*Exercise directions*. Please set down every entry again exactly as it stands, without the pictures.

==*==

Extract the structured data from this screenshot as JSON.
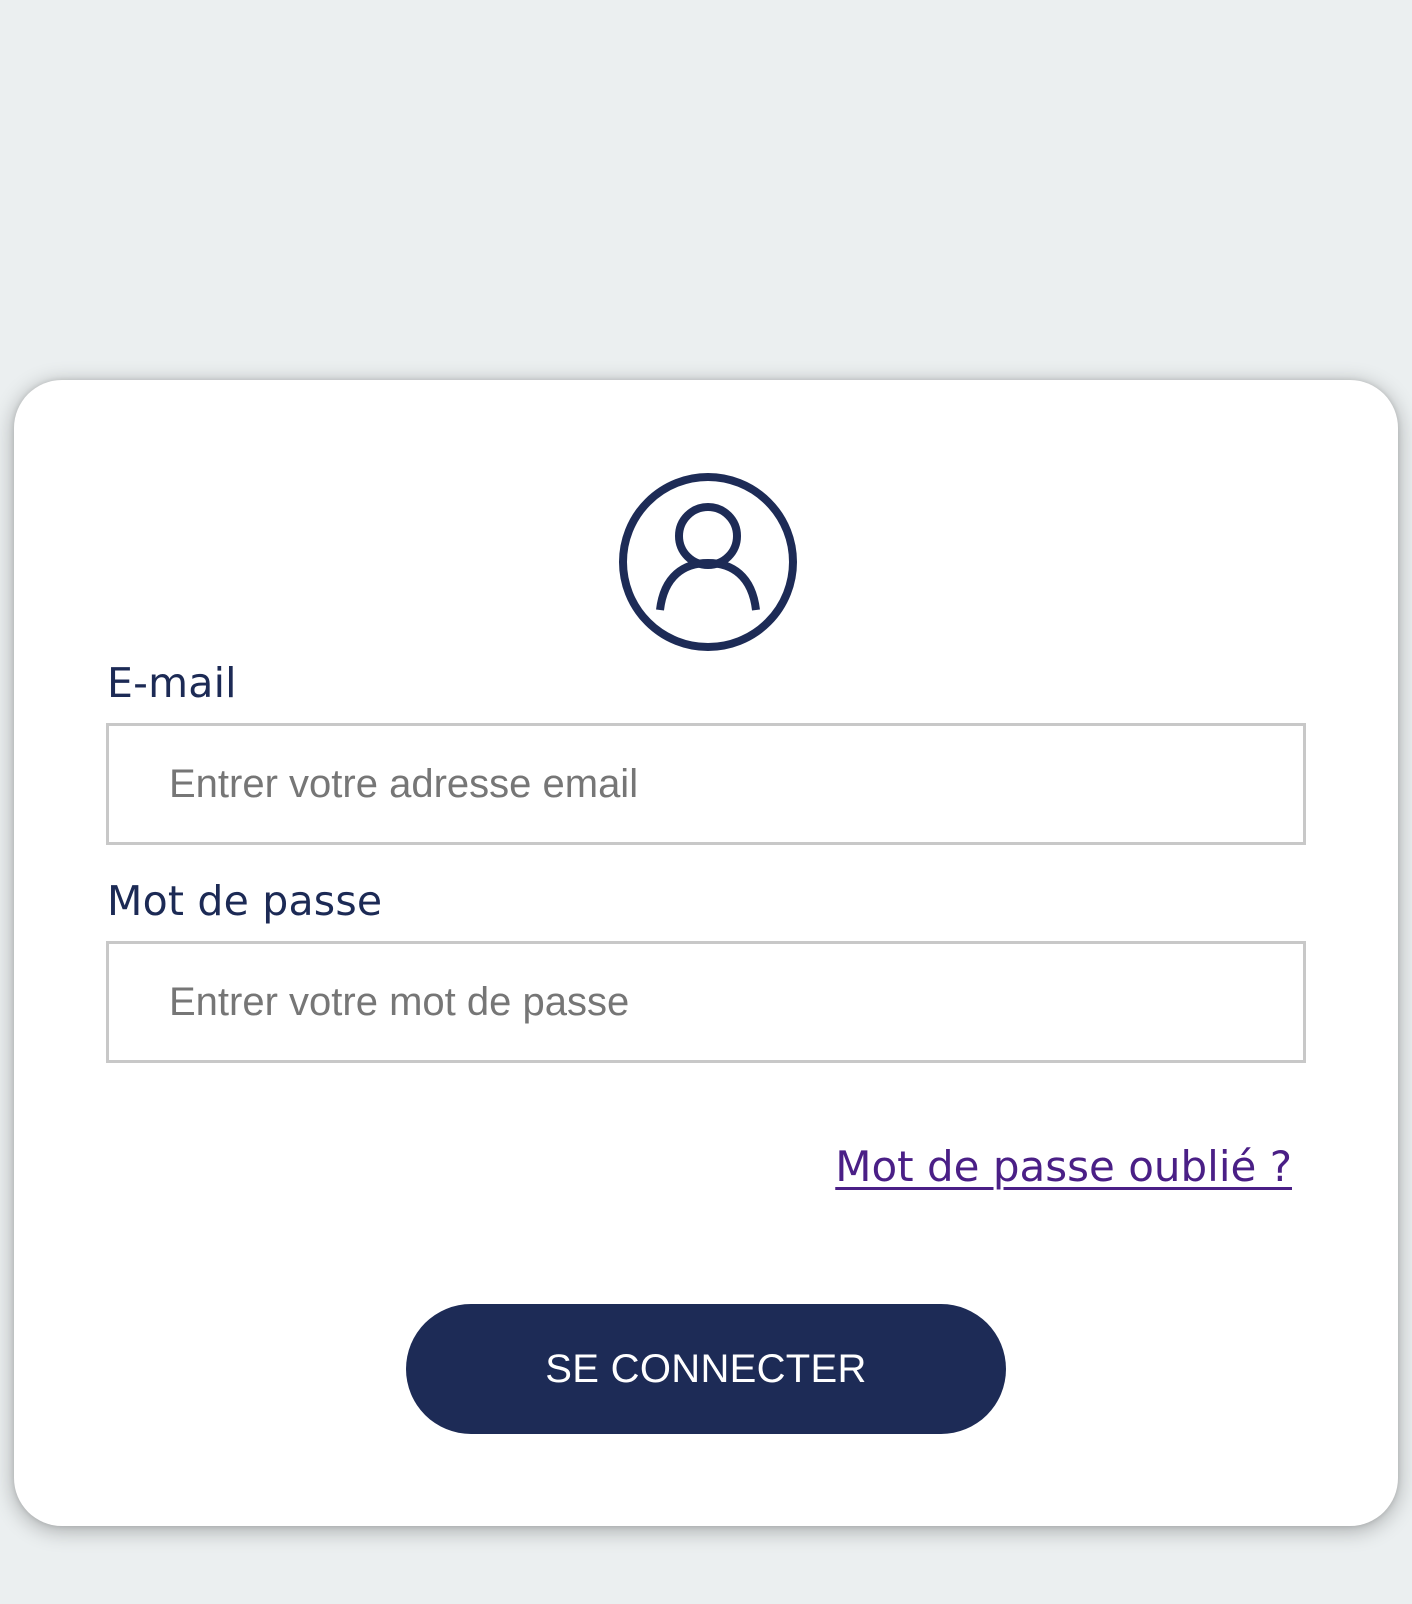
{
  "login": {
    "avatar_icon": "user-circle-icon",
    "email_label": "E-mail",
    "email_placeholder": "Entrer votre adresse email",
    "email_value": "",
    "password_label": "Mot de passe",
    "password_placeholder": "Entrer votre mot de passe",
    "password_value": "",
    "forgot_link": "Mot de passe oublié ?",
    "submit_label": "SE CONNECTER"
  },
  "colors": {
    "page_background": "#ebeff0",
    "card_background": "#ffffff",
    "primary": "#1d2b56",
    "link": "#4a1f86",
    "input_border": "#c8c8c8",
    "placeholder": "#767676"
  }
}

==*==

*Response to this exercise*.
Extract the structured data from this screenshot as JSON.
{
  "login": {
    "avatar_icon": "user-circle-icon",
    "email_label": "E-mail",
    "email_placeholder": "Entrer votre adresse email",
    "email_value": "",
    "password_label": "Mot de passe",
    "password_placeholder": "Entrer votre mot de passe",
    "password_value": "",
    "forgot_link": "Mot de passe oublié ?",
    "submit_label": "SE CONNECTER"
  },
  "colors": {
    "page_background": "#ebeff0",
    "card_background": "#ffffff",
    "primary": "#1d2b56",
    "link": "#4a1f86",
    "input_border": "#c8c8c8",
    "placeholder": "#767676"
  }
}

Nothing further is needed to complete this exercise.